Before I arrived as a reporter in Kuala Lumpur from Sydney in 1996, Williamson’s term barely came up. Then suddenly it was everywhere. Markets boomed and money poured into Southeast Asia, via foreign direct investment, portfolio flows, and no small amount of speculative cash. Governments courted this capital as a path to rapid development, and many officials were eager to show their Western-oriented commercial bona fides. It was the era of “tiger economies” — until the hot money began to flee in mid-1997. Severe downturns followed, along with bailouts and, in some cases, the fall of long-ruling leaders and governing political parties.

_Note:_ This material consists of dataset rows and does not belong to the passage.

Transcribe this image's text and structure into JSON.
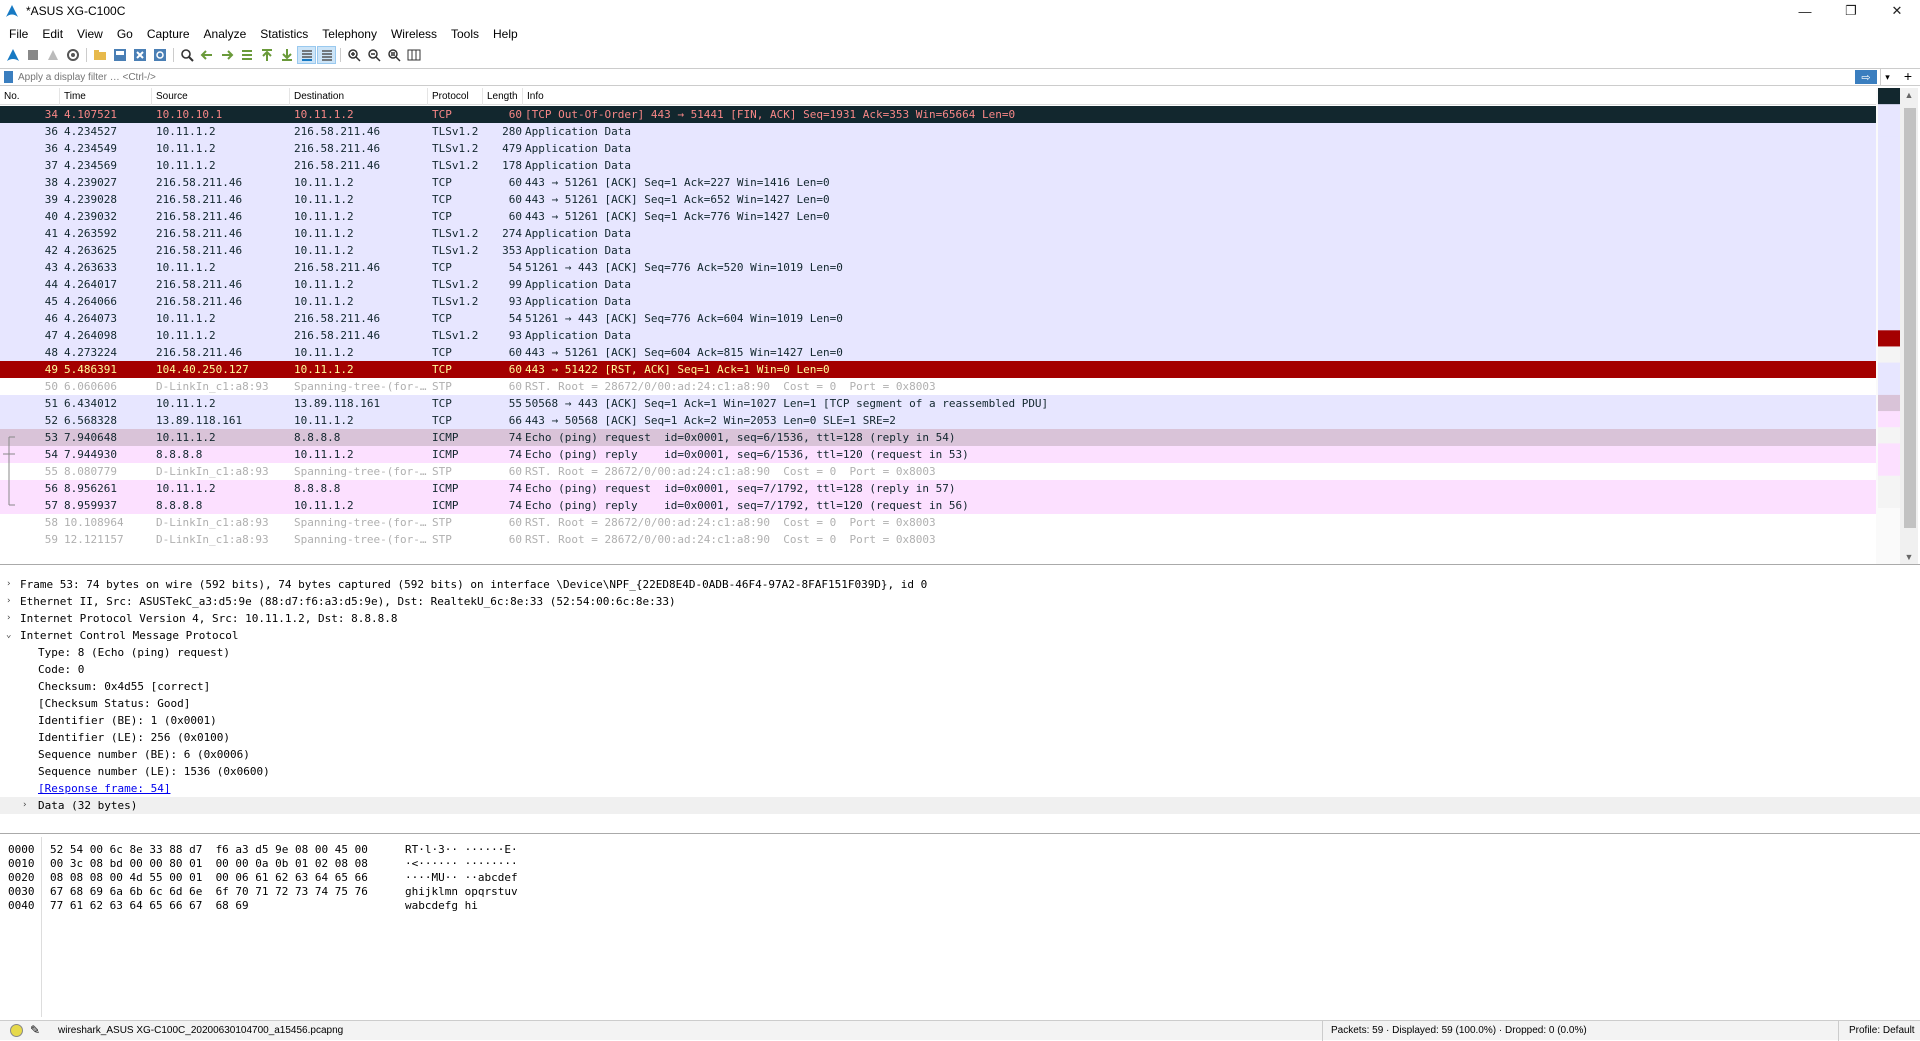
{
  "window": {
    "title": "*ASUS XG-C100C",
    "minimize": "—",
    "restore": "❐",
    "close": "✕"
  },
  "menu": [
    "File",
    "Edit",
    "View",
    "Go",
    "Capture",
    "Analyze",
    "Statistics",
    "Telephony",
    "Wireless",
    "Tools",
    "Help"
  ],
  "filter": {
    "placeholder": "Apply a display filter … <Ctrl-/>",
    "apply": "⇨",
    "dropdown": "▾",
    "add": "+"
  },
  "columns": {
    "no": "No.",
    "time": "Time",
    "source": "Source",
    "destination": "Destination",
    "protocol": "Protocol",
    "length": "Length",
    "info": "Info"
  },
  "packets": [
    {
      "no": "34",
      "time": "4.107521",
      "src": "10.10.10.1",
      "dst": "10.11.1.2",
      "proto": "TCP",
      "len": "60",
      "info": "[TCP Out-Of-Order] 443 → 51441 [FIN, ACK] Seq=1931 Ack=353 Win=65664 Len=0",
      "style": "bad-tcp"
    },
    {
      "no": "36",
      "time": "4.234527",
      "src": "10.11.1.2",
      "dst": "216.58.211.46",
      "proto": "TLSv1.2",
      "len": "280",
      "info": "Application Data",
      "style": "tcp"
    },
    {
      "no": "36",
      "time": "4.234549",
      "src": "10.11.1.2",
      "dst": "216.58.211.46",
      "proto": "TLSv1.2",
      "len": "479",
      "info": "Application Data",
      "style": "tcp"
    },
    {
      "no": "37",
      "time": "4.234569",
      "src": "10.11.1.2",
      "dst": "216.58.211.46",
      "proto": "TLSv1.2",
      "len": "178",
      "info": "Application Data",
      "style": "tcp"
    },
    {
      "no": "38",
      "time": "4.239027",
      "src": "216.58.211.46",
      "dst": "10.11.1.2",
      "proto": "TCP",
      "len": "60",
      "info": "443 → 51261 [ACK] Seq=1 Ack=227 Win=1416 Len=0",
      "style": "tcp"
    },
    {
      "no": "39",
      "time": "4.239028",
      "src": "216.58.211.46",
      "dst": "10.11.1.2",
      "proto": "TCP",
      "len": "60",
      "info": "443 → 51261 [ACK] Seq=1 Ack=652 Win=1427 Len=0",
      "style": "tcp"
    },
    {
      "no": "40",
      "time": "4.239032",
      "src": "216.58.211.46",
      "dst": "10.11.1.2",
      "proto": "TCP",
      "len": "60",
      "info": "443 → 51261 [ACK] Seq=1 Ack=776 Win=1427 Len=0",
      "style": "tcp"
    },
    {
      "no": "41",
      "time": "4.263592",
      "src": "216.58.211.46",
      "dst": "10.11.1.2",
      "proto": "TLSv1.2",
      "len": "274",
      "info": "Application Data",
      "style": "tcp"
    },
    {
      "no": "42",
      "time": "4.263625",
      "src": "216.58.211.46",
      "dst": "10.11.1.2",
      "proto": "TLSv1.2",
      "len": "353",
      "info": "Application Data",
      "style": "tcp"
    },
    {
      "no": "43",
      "time": "4.263633",
      "src": "10.11.1.2",
      "dst": "216.58.211.46",
      "proto": "TCP",
      "len": "54",
      "info": "51261 → 443 [ACK] Seq=776 Ack=520 Win=1019 Len=0",
      "style": "tcp"
    },
    {
      "no": "44",
      "time": "4.264017",
      "src": "216.58.211.46",
      "dst": "10.11.1.2",
      "proto": "TLSv1.2",
      "len": "99",
      "info": "Application Data",
      "style": "tcp"
    },
    {
      "no": "45",
      "time": "4.264066",
      "src": "216.58.211.46",
      "dst": "10.11.1.2",
      "proto": "TLSv1.2",
      "len": "93",
      "info": "Application Data",
      "style": "tcp"
    },
    {
      "no": "46",
      "time": "4.264073",
      "src": "10.11.1.2",
      "dst": "216.58.211.46",
      "proto": "TCP",
      "len": "54",
      "info": "51261 → 443 [ACK] Seq=776 Ack=604 Win=1019 Len=0",
      "style": "tcp"
    },
    {
      "no": "47",
      "time": "4.264098",
      "src": "10.11.1.2",
      "dst": "216.58.211.46",
      "proto": "TLSv1.2",
      "len": "93",
      "info": "Application Data",
      "style": "tcp"
    },
    {
      "no": "48",
      "time": "4.273224",
      "src": "216.58.211.46",
      "dst": "10.11.1.2",
      "proto": "TCP",
      "len": "60",
      "info": "443 → 51261 [ACK] Seq=604 Ack=815 Win=1427 Len=0",
      "style": "tcp"
    },
    {
      "no": "49",
      "time": "5.486391",
      "src": "104.40.250.127",
      "dst": "10.11.1.2",
      "proto": "TCP",
      "len": "60",
      "info": "443 → 51422 [RST, ACK] Seq=1 Ack=1 Win=0 Len=0",
      "style": "rst"
    },
    {
      "no": "50",
      "time": "6.060606",
      "src": "D-LinkIn_c1:a8:93",
      "dst": "Spanning-tree-(for-…",
      "proto": "STP",
      "len": "60",
      "info": "RST. Root = 28672/0/00:ad:24:c1:a8:90  Cost = 0  Port = 0x8003",
      "style": "stp"
    },
    {
      "no": "51",
      "time": "6.434012",
      "src": "10.11.1.2",
      "dst": "13.89.118.161",
      "proto": "TCP",
      "len": "55",
      "info": "50568 → 443 [ACK] Seq=1 Ack=1 Win=1027 Len=1 [TCP segment of a reassembled PDU]",
      "style": "tcp"
    },
    {
      "no": "52",
      "time": "6.568328",
      "src": "13.89.118.161",
      "dst": "10.11.1.2",
      "proto": "TCP",
      "len": "66",
      "info": "443 → 50568 [ACK] Seq=1 Ack=2 Win=2053 Len=0 SLE=1 SRE=2",
      "style": "tcp"
    },
    {
      "no": "53",
      "time": "7.940648",
      "src": "10.11.1.2",
      "dst": "8.8.8.8",
      "proto": "ICMP",
      "len": "74",
      "info": "Echo (ping) request  id=0x0001, seq=6/1536, ttl=128 (reply in 54)",
      "style": "icmp-sel"
    },
    {
      "no": "54",
      "time": "7.944930",
      "src": "8.8.8.8",
      "dst": "10.11.1.2",
      "proto": "ICMP",
      "len": "74",
      "info": "Echo (ping) reply    id=0x0001, seq=6/1536, ttl=120 (request in 53)",
      "style": "icmp"
    },
    {
      "no": "55",
      "time": "8.080779",
      "src": "D-LinkIn_c1:a8:93",
      "dst": "Spanning-tree-(for-…",
      "proto": "STP",
      "len": "60",
      "info": "RST. Root = 28672/0/00:ad:24:c1:a8:90  Cost = 0  Port = 0x8003",
      "style": "stp"
    },
    {
      "no": "56",
      "time": "8.956261",
      "src": "10.11.1.2",
      "dst": "8.8.8.8",
      "proto": "ICMP",
      "len": "74",
      "info": "Echo (ping) request  id=0x0001, seq=7/1792, ttl=128 (reply in 57)",
      "style": "icmp"
    },
    {
      "no": "57",
      "time": "8.959937",
      "src": "8.8.8.8",
      "dst": "10.11.1.2",
      "proto": "ICMP",
      "len": "74",
      "info": "Echo (ping) reply    id=0x0001, seq=7/1792, ttl=120 (request in 56)",
      "style": "icmp"
    },
    {
      "no": "58",
      "time": "10.108964",
      "src": "D-LinkIn_c1:a8:93",
      "dst": "Spanning-tree-(for-…",
      "proto": "STP",
      "len": "60",
      "info": "RST. Root = 28672/0/00:ad:24:c1:a8:90  Cost = 0  Port = 0x8003",
      "style": "stp"
    },
    {
      "no": "59",
      "time": "12.121157",
      "src": "D-LinkIn_c1:a8:93",
      "dst": "Spanning-tree-(for-…",
      "proto": "STP",
      "len": "60",
      "info": "RST. Root = 28672/0/00:ad:24:c1:a8:90  Cost = 0  Port = 0x8003",
      "style": "stp"
    }
  ],
  "details": [
    {
      "indent": 0,
      "twisty": "›",
      "text": "Frame 53: 74 bytes on wire (592 bits), 74 bytes captured (592 bits) on interface \\Device\\NPF_{22ED8E4D-0ADB-46F4-97A2-8FAF151F039D}, id 0"
    },
    {
      "indent": 0,
      "twisty": "›",
      "text": "Ethernet II, Src: ASUSTekC_a3:d5:9e (88:d7:f6:a3:d5:9e), Dst: RealtekU_6c:8e:33 (52:54:00:6c:8e:33)"
    },
    {
      "indent": 0,
      "twisty": "›",
      "text": "Internet Protocol Version 4, Src: 10.11.1.2, Dst: 8.8.8.8"
    },
    {
      "indent": 0,
      "twisty": "⌄",
      "text": "Internet Control Message Protocol"
    },
    {
      "indent": 1,
      "twisty": "",
      "text": "Type: 8 (Echo (ping) request)"
    },
    {
      "indent": 1,
      "twisty": "",
      "text": "Code: 0"
    },
    {
      "indent": 1,
      "twisty": "",
      "text": "Checksum: 0x4d55 [correct]"
    },
    {
      "indent": 1,
      "twisty": "",
      "text": "[Checksum Status: Good]"
    },
    {
      "indent": 1,
      "twisty": "",
      "text": "Identifier (BE): 1 (0x0001)"
    },
    {
      "indent": 1,
      "twisty": "",
      "text": "Identifier (LE): 256 (0x0100)"
    },
    {
      "indent": 1,
      "twisty": "",
      "text": "Sequence number (BE): 6 (0x0006)"
    },
    {
      "indent": 1,
      "twisty": "",
      "text": "Sequence number (LE): 1536 (0x0600)"
    },
    {
      "indent": 1,
      "twisty": "",
      "text": "[Response frame: 54]",
      "link": true
    },
    {
      "indent": 1,
      "twisty": "›",
      "text": "Data (32 bytes)",
      "hl": true
    }
  ],
  "bytes": [
    {
      "off": "0000",
      "hex": "52 54 00 6c 8e 33 88 d7  f6 a3 d5 9e 08 00 45 00",
      "ascii": "RT·l·3·· ······E·"
    },
    {
      "off": "0010",
      "hex": "00 3c 08 bd 00 00 80 01  00 00 0a 0b 01 02 08 08",
      "ascii": "·<······ ········"
    },
    {
      "off": "0020",
      "hex": "08 08 08 00 4d 55 00 01  00 06 61 62 63 64 65 66",
      "ascii": "····MU·· ··abcdef"
    },
    {
      "off": "0030",
      "hex": "67 68 69 6a 6b 6c 6d 6e  6f 70 71 72 73 74 75 76",
      "ascii": "ghijklmn opqrstuv"
    },
    {
      "off": "0040",
      "hex": "77 61 62 63 64 65 66 67  68 69",
      "ascii": "wabcdefg hi"
    }
  ],
  "status": {
    "file": "wireshark_ASUS XG-C100C_20200630104700_a15456.pcapng",
    "stats": "Packets: 59 · Displayed: 59 (100.0%) · Dropped: 0 (0.0%)",
    "profile": "Profile: Default"
  },
  "colors": {
    "tcp": "#e7e6ff",
    "rst": "#a40000",
    "bad": "#12272e",
    "icmp": "#fce0ff",
    "icmpsel": "#d9c3d8",
    "stp": "#fff"
  }
}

By the time the Asian financial crisis subsided in 1999, the tides had shifted. Some thought the two pillars of DC policy orthodoxy, the International Monetary Fund (IMF) and the US Treasury, had overstepped. They demanded too much austerity and excessive re-engineering of financial and economic structures as conditions for emergency loans. A photo of Michel Camdessus, the managing director of the IMF, folding his arms and leaning over then-Indonesian President Suharto in 1998 became a damaging symbol of Western supremacy over Asia. Or, at least, ascendance of Western economic thought. That didn’t sit well with local leaders chafing at harsh recommendations and, they claimed, no small amount of schadenfreude from Washington. The region had been doing rather too well before the crisis and needed a comeuppance, or so the conspiratorial argument ran.

In neighboring Malaysia, Prime Minister Mahathir Mohamad took a very different path. Watching the ringgit tumble and fearing that an eventual IMF loan would carry unacceptable conditions, he fixed the exchange rate and imposed some capital controls. He fired and later imprisoned Anwar Ibrahim, his deputy and finance minister, who was seen to have courted elite American opinion too overtly. Mahathir also dismissed top officials at the central bank, who he thought were too orthodox. Critics — I was often one of them — predicted this would be the end of his political career and possibly of Malaysia. We were wrong. Mahathir survived and the economy rebounded. In Indonesia, meanwhile, the IMF and Treasury were ultimately forced to relax conditions, as sectarian violence and a deep recession threatened the viability of the state. Suharto eventually fell in 1998.

The IMF these days is so touchy-feely it’s unrecognizable from the organization feared in the 1990s. The lender no longer admonishes member states for pumping fiscal stimulus into flagging economies. The biggest global economic contraction since the 1930s left policy makers with little appetite for cookie-cutter approaches. Whatever works. The IMF has refrained from lecturing developing nations undertaking quantitative easing and, in the case of Indonesia, outright debt monetization. It talks exhaustively about poverty and inequality, and frets about the lopsided global economic recovery. The central theme of last week’s virtual meetings with the World Bank was “giving everyone a fair shot.”

Speaking at the World Bank in 2004, Williamson recognized his idea had morphed into a phrase that was “hopelessly compromised in public debate.” He said too much pressure had been applied too quickly on countries to absorb the free flow of money. “I can understand why anyone who has been brainwashed to think of the term… as a neoliberal agenda, would reject it as unhelpful.”

Washington Consensus was much less than a doctrine and certainly not a nefarious plot to bring Asia to heel. For that misperception, don’t blame Williamson, but the climate of the times.